(Data records for software interfaces)
-- Opening Marker --

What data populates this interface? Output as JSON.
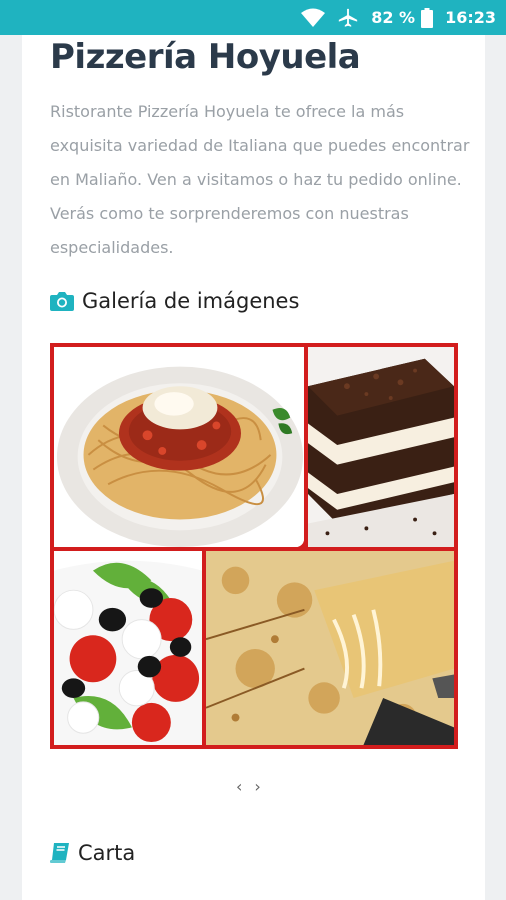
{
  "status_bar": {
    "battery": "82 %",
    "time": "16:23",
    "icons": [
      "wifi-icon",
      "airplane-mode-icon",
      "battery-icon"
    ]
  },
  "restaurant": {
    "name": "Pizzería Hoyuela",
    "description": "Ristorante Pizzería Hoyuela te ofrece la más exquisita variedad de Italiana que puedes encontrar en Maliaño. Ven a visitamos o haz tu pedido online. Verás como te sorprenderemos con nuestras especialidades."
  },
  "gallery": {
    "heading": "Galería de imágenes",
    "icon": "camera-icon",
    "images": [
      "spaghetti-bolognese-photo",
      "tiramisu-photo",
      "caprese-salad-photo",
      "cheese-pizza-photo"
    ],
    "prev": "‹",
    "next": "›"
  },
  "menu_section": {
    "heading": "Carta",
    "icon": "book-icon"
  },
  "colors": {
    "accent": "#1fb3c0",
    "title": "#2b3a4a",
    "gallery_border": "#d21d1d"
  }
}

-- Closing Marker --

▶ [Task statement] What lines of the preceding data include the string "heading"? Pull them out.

▶ [Result for this exercise]
    "heading": "Galería de imágenes",
    "heading": "Carta",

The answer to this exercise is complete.